Top of Data to process

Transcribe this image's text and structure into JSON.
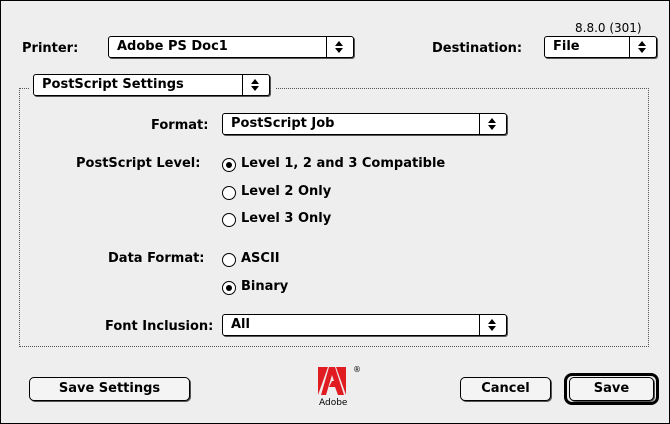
{
  "version": "8.8.0 (301)",
  "printer": {
    "label": "Printer:",
    "value": "Adobe PS Doc1"
  },
  "destination": {
    "label": "Destination:",
    "value": "File"
  },
  "panel_selector": {
    "value": "PostScript Settings"
  },
  "format": {
    "label": "Format:",
    "value": "PostScript Job"
  },
  "postscript_level": {
    "label": "PostScript Level:",
    "options": [
      {
        "label": "Level 1, 2 and 3 Compatible",
        "selected": true
      },
      {
        "label": "Level 2 Only",
        "selected": false
      },
      {
        "label": "Level 3 Only",
        "selected": false
      }
    ]
  },
  "data_format": {
    "label": "Data Format:",
    "options": [
      {
        "label": "ASCII",
        "selected": false
      },
      {
        "label": "Binary",
        "selected": true
      }
    ]
  },
  "font_inclusion": {
    "label": "Font Inclusion:",
    "value": "All"
  },
  "buttons": {
    "save_settings": "Save Settings",
    "cancel": "Cancel",
    "save": "Save"
  },
  "logo": {
    "brand": "Adobe",
    "mark": "®",
    "color": "#e11b22"
  }
}
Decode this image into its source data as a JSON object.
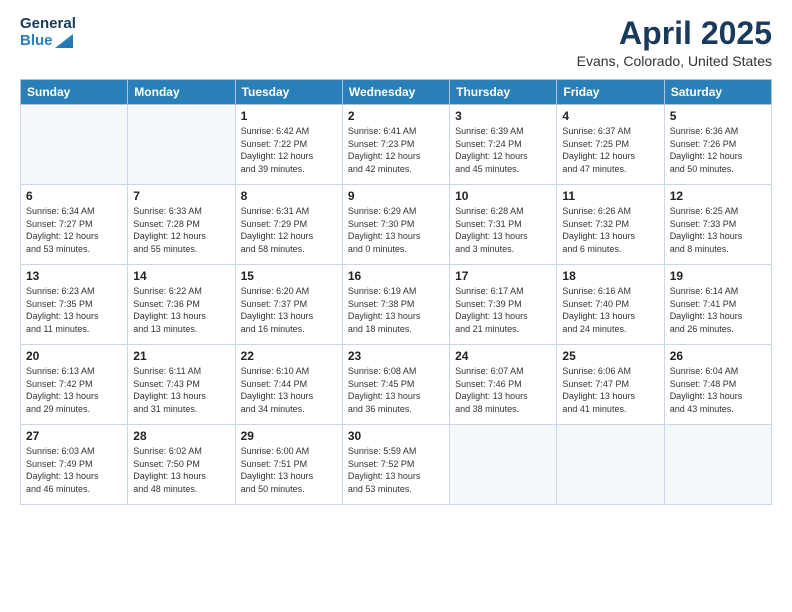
{
  "header": {
    "logo_line1": "General",
    "logo_line2": "Blue",
    "month": "April 2025",
    "location": "Evans, Colorado, United States"
  },
  "weekdays": [
    "Sunday",
    "Monday",
    "Tuesday",
    "Wednesday",
    "Thursday",
    "Friday",
    "Saturday"
  ],
  "weeks": [
    [
      {
        "day": "",
        "info": ""
      },
      {
        "day": "",
        "info": ""
      },
      {
        "day": "1",
        "info": "Sunrise: 6:42 AM\nSunset: 7:22 PM\nDaylight: 12 hours\nand 39 minutes."
      },
      {
        "day": "2",
        "info": "Sunrise: 6:41 AM\nSunset: 7:23 PM\nDaylight: 12 hours\nand 42 minutes."
      },
      {
        "day": "3",
        "info": "Sunrise: 6:39 AM\nSunset: 7:24 PM\nDaylight: 12 hours\nand 45 minutes."
      },
      {
        "day": "4",
        "info": "Sunrise: 6:37 AM\nSunset: 7:25 PM\nDaylight: 12 hours\nand 47 minutes."
      },
      {
        "day": "5",
        "info": "Sunrise: 6:36 AM\nSunset: 7:26 PM\nDaylight: 12 hours\nand 50 minutes."
      }
    ],
    [
      {
        "day": "6",
        "info": "Sunrise: 6:34 AM\nSunset: 7:27 PM\nDaylight: 12 hours\nand 53 minutes."
      },
      {
        "day": "7",
        "info": "Sunrise: 6:33 AM\nSunset: 7:28 PM\nDaylight: 12 hours\nand 55 minutes."
      },
      {
        "day": "8",
        "info": "Sunrise: 6:31 AM\nSunset: 7:29 PM\nDaylight: 12 hours\nand 58 minutes."
      },
      {
        "day": "9",
        "info": "Sunrise: 6:29 AM\nSunset: 7:30 PM\nDaylight: 13 hours\nand 0 minutes."
      },
      {
        "day": "10",
        "info": "Sunrise: 6:28 AM\nSunset: 7:31 PM\nDaylight: 13 hours\nand 3 minutes."
      },
      {
        "day": "11",
        "info": "Sunrise: 6:26 AM\nSunset: 7:32 PM\nDaylight: 13 hours\nand 6 minutes."
      },
      {
        "day": "12",
        "info": "Sunrise: 6:25 AM\nSunset: 7:33 PM\nDaylight: 13 hours\nand 8 minutes."
      }
    ],
    [
      {
        "day": "13",
        "info": "Sunrise: 6:23 AM\nSunset: 7:35 PM\nDaylight: 13 hours\nand 11 minutes."
      },
      {
        "day": "14",
        "info": "Sunrise: 6:22 AM\nSunset: 7:36 PM\nDaylight: 13 hours\nand 13 minutes."
      },
      {
        "day": "15",
        "info": "Sunrise: 6:20 AM\nSunset: 7:37 PM\nDaylight: 13 hours\nand 16 minutes."
      },
      {
        "day": "16",
        "info": "Sunrise: 6:19 AM\nSunset: 7:38 PM\nDaylight: 13 hours\nand 18 minutes."
      },
      {
        "day": "17",
        "info": "Sunrise: 6:17 AM\nSunset: 7:39 PM\nDaylight: 13 hours\nand 21 minutes."
      },
      {
        "day": "18",
        "info": "Sunrise: 6:16 AM\nSunset: 7:40 PM\nDaylight: 13 hours\nand 24 minutes."
      },
      {
        "day": "19",
        "info": "Sunrise: 6:14 AM\nSunset: 7:41 PM\nDaylight: 13 hours\nand 26 minutes."
      }
    ],
    [
      {
        "day": "20",
        "info": "Sunrise: 6:13 AM\nSunset: 7:42 PM\nDaylight: 13 hours\nand 29 minutes."
      },
      {
        "day": "21",
        "info": "Sunrise: 6:11 AM\nSunset: 7:43 PM\nDaylight: 13 hours\nand 31 minutes."
      },
      {
        "day": "22",
        "info": "Sunrise: 6:10 AM\nSunset: 7:44 PM\nDaylight: 13 hours\nand 34 minutes."
      },
      {
        "day": "23",
        "info": "Sunrise: 6:08 AM\nSunset: 7:45 PM\nDaylight: 13 hours\nand 36 minutes."
      },
      {
        "day": "24",
        "info": "Sunrise: 6:07 AM\nSunset: 7:46 PM\nDaylight: 13 hours\nand 38 minutes."
      },
      {
        "day": "25",
        "info": "Sunrise: 6:06 AM\nSunset: 7:47 PM\nDaylight: 13 hours\nand 41 minutes."
      },
      {
        "day": "26",
        "info": "Sunrise: 6:04 AM\nSunset: 7:48 PM\nDaylight: 13 hours\nand 43 minutes."
      }
    ],
    [
      {
        "day": "27",
        "info": "Sunrise: 6:03 AM\nSunset: 7:49 PM\nDaylight: 13 hours\nand 46 minutes."
      },
      {
        "day": "28",
        "info": "Sunrise: 6:02 AM\nSunset: 7:50 PM\nDaylight: 13 hours\nand 48 minutes."
      },
      {
        "day": "29",
        "info": "Sunrise: 6:00 AM\nSunset: 7:51 PM\nDaylight: 13 hours\nand 50 minutes."
      },
      {
        "day": "30",
        "info": "Sunrise: 5:59 AM\nSunset: 7:52 PM\nDaylight: 13 hours\nand 53 minutes."
      },
      {
        "day": "",
        "info": ""
      },
      {
        "day": "",
        "info": ""
      },
      {
        "day": "",
        "info": ""
      }
    ]
  ]
}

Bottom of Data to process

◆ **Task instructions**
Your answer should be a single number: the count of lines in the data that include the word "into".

◆ **Task answer**
2